Taking of the advantage of its PK/PD properties, this short-course, high-dose regimen reduces the total amount of drug to which pathogens are unnecessarily exposed, thereby limiting the development of resistance.2
Q3. What are the indications for levofloxacin monotherapy and combination therapy? What are the mechanisms of drug combinations? In clinical practice, when would you recommend a regimen that combines levofloxacin with other antibiotics?
Indications for levofloxacin monotherapy include: Known susceptible infection e.g., community-acquired pneumonia, bacterial sinusitis, urinary tract infection; and suspected bacterial or atypical infections.1 Meanwhile, indications for levofloxacin combination therapy are: Suspected multidrug-resistance infections e.g., hospital-acquired pneumonia and ventilator-acquired pneumonia; and critically ill septic patients.1
The initial use of combination therapy broadens the empiric coverage provided by two antimicrobial agents with different spectra of activity and aims to improve clinical outcomes with the synergistic effect of the combination i.e., more rapid killing of the pathogen.5 Combination therapy also provides protection against emergence of resistance. A majority of published data have shown no or very low mortality with the use of combination therapy as compared to monotherapy.6 However, while combination therapy may be beneficial, antibiotic treatment should be deescalated when susceptibility results are known.5
Q4. Newer quinolones such as sitafloxacin and prulifloxacin have been developed in the recent years. How does this affect the use of levofloxacin in clinical practice and the selection of antibiotic therapy?
Prulifloxacin is as active as levofloxacin and has broad spectrum antimicrobial activity against both gram negative and Gram positive bacteria.7
Sitafloxacin is very active active against many Gram negative bacteria and anaerobes including strains resistant to other fluoroquinolones.8 It is also active against Klebsiella pneumoniae and Escherichia coli with extended-spectrum beta lactamases (ESBL), and carbapenem-resistant Acinetobacter baumannii.9 Moreover, sitafloxacin is currently the only oral antibiotic active against A. baumannii. As such, sitafloxacin is superior to both levofloxacin and prulifloxacin in bacterial infections due to ESBL-producing bacteria and A. baumannii.
Q5. What is your opinion on the US Food and Drug Administration (USFDA) warning about the association of fluoroquinolones with disabling side effects involving tendons, muscles, joints, nerves, and the central nervous system?
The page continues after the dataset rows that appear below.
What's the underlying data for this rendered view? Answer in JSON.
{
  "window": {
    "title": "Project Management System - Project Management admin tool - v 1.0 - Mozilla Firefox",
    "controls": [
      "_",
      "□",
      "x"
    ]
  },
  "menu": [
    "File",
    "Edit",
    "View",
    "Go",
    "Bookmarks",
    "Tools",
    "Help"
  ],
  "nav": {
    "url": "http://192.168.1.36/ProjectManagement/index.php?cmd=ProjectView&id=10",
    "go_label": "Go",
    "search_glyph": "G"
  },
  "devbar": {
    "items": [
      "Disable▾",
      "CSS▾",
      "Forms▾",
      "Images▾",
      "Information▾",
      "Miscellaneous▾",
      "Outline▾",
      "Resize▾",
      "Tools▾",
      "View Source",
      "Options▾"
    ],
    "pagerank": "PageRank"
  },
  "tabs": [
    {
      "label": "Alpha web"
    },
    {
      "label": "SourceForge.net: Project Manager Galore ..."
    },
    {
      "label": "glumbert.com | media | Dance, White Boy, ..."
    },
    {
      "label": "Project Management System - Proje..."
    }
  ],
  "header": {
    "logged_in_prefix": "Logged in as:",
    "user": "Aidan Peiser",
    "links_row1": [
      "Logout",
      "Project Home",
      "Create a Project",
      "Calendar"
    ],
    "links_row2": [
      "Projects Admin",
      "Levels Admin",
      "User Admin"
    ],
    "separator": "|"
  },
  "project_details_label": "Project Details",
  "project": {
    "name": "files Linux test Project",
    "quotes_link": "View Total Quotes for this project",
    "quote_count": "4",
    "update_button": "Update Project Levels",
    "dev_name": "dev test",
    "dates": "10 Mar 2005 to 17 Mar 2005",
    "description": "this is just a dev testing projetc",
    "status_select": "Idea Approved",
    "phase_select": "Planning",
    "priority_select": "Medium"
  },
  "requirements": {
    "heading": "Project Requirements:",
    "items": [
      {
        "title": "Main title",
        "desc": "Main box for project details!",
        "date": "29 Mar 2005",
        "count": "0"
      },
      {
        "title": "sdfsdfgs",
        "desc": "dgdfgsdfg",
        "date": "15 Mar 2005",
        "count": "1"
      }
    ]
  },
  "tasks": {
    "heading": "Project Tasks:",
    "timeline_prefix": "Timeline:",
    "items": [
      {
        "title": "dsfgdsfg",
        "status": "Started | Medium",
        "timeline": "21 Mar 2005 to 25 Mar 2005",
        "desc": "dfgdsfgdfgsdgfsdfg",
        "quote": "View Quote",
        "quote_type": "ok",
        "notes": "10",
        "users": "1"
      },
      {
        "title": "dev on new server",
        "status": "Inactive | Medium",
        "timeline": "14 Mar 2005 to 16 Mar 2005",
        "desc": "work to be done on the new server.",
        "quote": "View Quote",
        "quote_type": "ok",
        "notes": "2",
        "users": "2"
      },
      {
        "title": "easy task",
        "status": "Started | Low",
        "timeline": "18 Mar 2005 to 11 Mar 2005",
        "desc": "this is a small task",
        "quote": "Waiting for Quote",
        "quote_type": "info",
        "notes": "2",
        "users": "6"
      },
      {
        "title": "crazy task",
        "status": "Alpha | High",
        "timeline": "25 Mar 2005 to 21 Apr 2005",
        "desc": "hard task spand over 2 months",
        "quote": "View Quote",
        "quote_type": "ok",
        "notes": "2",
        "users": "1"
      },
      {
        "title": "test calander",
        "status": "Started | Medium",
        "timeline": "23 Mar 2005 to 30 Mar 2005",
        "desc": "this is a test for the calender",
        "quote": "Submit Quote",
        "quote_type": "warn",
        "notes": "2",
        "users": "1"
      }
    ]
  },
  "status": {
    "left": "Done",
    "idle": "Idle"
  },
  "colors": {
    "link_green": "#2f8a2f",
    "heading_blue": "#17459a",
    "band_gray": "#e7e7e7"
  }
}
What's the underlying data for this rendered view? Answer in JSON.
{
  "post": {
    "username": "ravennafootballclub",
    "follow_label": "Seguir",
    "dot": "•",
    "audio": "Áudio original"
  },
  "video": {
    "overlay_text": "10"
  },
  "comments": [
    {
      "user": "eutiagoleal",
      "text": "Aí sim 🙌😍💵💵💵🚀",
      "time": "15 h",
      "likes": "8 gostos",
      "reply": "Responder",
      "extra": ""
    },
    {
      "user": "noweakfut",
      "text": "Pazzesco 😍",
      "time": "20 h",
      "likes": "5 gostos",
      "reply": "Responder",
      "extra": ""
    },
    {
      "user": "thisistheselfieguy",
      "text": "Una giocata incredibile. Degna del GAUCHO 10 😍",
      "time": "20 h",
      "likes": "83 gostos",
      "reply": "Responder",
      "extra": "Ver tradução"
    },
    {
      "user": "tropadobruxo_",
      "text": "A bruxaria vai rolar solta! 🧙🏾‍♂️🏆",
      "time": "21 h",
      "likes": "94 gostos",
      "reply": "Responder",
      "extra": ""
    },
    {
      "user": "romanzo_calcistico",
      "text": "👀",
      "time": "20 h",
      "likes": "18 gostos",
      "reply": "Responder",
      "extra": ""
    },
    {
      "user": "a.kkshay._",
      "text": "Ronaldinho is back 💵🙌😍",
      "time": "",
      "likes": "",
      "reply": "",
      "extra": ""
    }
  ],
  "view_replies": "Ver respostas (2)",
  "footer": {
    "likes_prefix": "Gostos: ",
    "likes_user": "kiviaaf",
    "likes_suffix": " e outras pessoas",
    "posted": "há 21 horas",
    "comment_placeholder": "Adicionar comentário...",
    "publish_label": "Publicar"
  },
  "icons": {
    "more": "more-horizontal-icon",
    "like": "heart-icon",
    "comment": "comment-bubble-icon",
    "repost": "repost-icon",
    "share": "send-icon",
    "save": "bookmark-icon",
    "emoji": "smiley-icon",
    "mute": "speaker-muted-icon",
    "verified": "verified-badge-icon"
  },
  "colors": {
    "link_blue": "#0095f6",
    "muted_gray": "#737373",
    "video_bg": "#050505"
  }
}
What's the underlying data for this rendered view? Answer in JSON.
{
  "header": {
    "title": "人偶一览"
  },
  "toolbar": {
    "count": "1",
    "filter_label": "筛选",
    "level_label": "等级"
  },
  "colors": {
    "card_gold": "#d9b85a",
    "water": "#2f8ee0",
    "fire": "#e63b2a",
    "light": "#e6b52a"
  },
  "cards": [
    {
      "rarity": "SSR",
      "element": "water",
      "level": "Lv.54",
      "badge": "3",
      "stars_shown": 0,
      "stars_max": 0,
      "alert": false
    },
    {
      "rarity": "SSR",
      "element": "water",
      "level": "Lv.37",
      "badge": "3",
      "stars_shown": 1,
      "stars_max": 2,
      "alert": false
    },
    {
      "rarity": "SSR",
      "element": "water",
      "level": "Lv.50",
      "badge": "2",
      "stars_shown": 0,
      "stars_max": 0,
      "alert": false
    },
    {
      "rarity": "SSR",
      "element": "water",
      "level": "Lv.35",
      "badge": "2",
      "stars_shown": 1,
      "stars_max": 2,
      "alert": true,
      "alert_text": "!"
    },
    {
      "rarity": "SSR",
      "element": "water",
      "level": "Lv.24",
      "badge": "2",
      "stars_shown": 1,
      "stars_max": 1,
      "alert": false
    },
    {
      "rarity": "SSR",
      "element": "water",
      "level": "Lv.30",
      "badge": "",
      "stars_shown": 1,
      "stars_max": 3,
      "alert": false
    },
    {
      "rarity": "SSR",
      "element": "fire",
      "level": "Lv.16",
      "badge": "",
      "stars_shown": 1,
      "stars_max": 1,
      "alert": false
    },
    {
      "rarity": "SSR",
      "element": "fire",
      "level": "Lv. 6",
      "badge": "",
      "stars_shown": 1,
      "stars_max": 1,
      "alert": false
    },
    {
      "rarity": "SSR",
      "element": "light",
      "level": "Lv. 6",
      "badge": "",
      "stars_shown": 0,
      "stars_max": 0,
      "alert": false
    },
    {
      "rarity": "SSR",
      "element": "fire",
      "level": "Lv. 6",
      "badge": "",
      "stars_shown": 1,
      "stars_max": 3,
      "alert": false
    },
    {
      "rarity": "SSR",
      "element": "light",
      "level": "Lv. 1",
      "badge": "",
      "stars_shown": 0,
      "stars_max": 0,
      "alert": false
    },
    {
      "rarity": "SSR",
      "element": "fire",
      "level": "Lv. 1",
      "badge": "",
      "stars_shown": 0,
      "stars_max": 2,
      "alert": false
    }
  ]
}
What are the risk factors associated with FQ-induced tendinopathy/tendon rupture?
A systematic review evaluating 16 observational studies has reported rare occurrence of fluoroquinolone-induced tendinopathy and tendon rupture, although concomitant corticosteroids increase the risk for this complication.10
Central nervous system (CNS) and gastrointestinal (GI)-related adverse events are more common with the use of fluoroquinolones as compared to the use of other antimicrobials.11 The most commonly reported adverse events were nausea, vomiting, diarrhoea, headache, dizziness, and rash.11 While common central nervous system (CNS)-related side effects associated with the use of fluoroquinolones include dizziness and insomnia, other more severe drug reaction of convulsion and psychosis seemed to be associated with other underlying conditions and the use of other drugs unrelated to fluoroquinolones.12